Millennials (ages 22 to 31) are now the single largest generation in the U.S. workforce, according to the U.S. Bureau of Labor Statistics. While hiring managers might be happy about the infusion of new energy and ideas, security staffs may not feel the same way.
Millennial employees are more likely than their older colleagues to behave in ways that put corporate data at risk, according to a new report by Absolute Software.
Sixty-four percent of millennials use employer-owned devices for personal use, for example, as opposed to 37 percent of baby boomers. In addition, 35 percent of millennials modify their default settings, compared to just 8 percent of baby boomers.
Respondents seemed to recognize such activities create risk, the survey found. When asked, 27 percent of millennials admitted accessing "not safe for work" content such as public WiFi, personal email and social media sites on devices used for work, versus only 5 percent of baby boomers. And 25 percent of millennials said they believe they compromise IT security, compared with 5 percent of their boomer counterparts.
Other surveys have yielded similar results. For example, a study by Aruba Networks found six in 10 of millennial workers regularly share their work and personal devices with others, and 22 percent said they have no security measures in place for their devices so they can share them more easily.
Millennial attitudes toward workplace security differ from their older colleagues because millennials are digital natives who practically grew up online, said Stephen Midgley, Absolute Software's VP of Marketing.
Security Policies Need Teeth
The big takeaway for IT security teams is the need for more flexible security policies, Midgley added.
"Because millennials grew up in a connected world, their expectations are different than those of previous generations. As millennials move into the workforce and up the corporate ladder, organizations need to be more adaptive with security policies," he said. "Gone are the days of having one generic policy for all employees. More progressive organizations are looking at having policies that allow certain flexibility in how employees use technology but also provide guidelines around clear ramifications."
Ramifications are important, Midgley said, given two other statistics from the report: Half of respondents said security was not their responsibility, and 30 percent said there should be no penalty for losing company data.
"If I was the head of IT, those data points would scare the heck out of me," he said. "IT is often accountable for data security yet not directly responsible for devices that contain company data."
Ramifications for risky security behavior are usually based on an industry's regulatory environment and an individual company's culture, Midgley said, adding that some of Absolute Software's customers charge the cost of stolen or lost devices back to department heads or even individual employees.
"That's a quick way to send a message to your staff," he said.
Absolute Software suggests a three-pronged approach to mitigating workplace security risks, including creating and implementing policies designed to address different types of employee behavior, providing employee education on security best practices, and using technology that offers a layered approach to data security with elements such as encryption, anti-malware and remote endpoint security capabilities.
Not surprisingly given the nature of Absolute Software's product lineup, Midgley said the most important feature for endpoint security technology is the ability for IT to maintain control over devices.

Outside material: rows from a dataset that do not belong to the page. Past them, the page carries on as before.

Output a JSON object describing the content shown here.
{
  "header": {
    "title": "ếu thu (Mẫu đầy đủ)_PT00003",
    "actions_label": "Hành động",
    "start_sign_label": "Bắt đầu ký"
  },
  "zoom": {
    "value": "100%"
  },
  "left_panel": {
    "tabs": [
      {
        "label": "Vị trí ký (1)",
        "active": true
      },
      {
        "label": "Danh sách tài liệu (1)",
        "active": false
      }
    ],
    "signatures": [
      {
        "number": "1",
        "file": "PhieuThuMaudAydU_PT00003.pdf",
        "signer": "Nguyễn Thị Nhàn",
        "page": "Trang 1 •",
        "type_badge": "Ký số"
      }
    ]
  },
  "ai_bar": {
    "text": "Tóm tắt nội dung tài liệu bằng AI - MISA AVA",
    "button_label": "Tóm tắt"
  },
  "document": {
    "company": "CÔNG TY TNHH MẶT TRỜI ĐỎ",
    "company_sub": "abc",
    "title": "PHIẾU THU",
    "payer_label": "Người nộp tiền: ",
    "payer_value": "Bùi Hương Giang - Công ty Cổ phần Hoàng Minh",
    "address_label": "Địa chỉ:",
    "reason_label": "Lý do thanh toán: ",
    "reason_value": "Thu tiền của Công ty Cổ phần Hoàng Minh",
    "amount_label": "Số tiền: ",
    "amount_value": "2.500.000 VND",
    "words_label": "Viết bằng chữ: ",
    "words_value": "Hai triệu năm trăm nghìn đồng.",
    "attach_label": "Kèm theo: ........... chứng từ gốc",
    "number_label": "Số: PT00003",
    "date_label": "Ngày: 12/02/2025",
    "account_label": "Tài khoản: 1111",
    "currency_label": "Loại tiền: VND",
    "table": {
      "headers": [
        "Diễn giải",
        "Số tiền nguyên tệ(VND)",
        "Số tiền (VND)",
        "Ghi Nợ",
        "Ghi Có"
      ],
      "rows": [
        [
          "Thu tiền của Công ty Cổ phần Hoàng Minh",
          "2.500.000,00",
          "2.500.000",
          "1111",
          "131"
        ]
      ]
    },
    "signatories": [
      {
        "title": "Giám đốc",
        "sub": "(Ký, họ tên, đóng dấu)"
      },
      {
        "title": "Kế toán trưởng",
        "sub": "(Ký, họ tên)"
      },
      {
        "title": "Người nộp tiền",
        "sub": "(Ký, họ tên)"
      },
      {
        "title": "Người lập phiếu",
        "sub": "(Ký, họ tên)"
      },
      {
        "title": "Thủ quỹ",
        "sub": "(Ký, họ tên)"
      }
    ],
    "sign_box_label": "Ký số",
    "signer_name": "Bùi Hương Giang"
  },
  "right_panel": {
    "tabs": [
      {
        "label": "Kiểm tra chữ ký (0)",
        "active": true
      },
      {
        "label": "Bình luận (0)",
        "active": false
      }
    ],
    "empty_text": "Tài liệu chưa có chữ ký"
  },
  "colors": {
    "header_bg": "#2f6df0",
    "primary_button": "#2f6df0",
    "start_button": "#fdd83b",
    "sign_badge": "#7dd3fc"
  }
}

"With mobile workforces that are telecommuting and sometimes traveling around the world, IT needs solutions that ensure constant connection to that device and the data on it," he said. "Though every device should have encryption, there is no way of verifying it is properly installed and properly activated. IT needs a digital tether that allows it to take action if it believes a device poses a risk to the organization's security."
Ann All is the editor of Enterprise Apps Today and eSecurity Planet. She has covered business and technology for more than a decade, writing about everything from business intelligence to virtualization.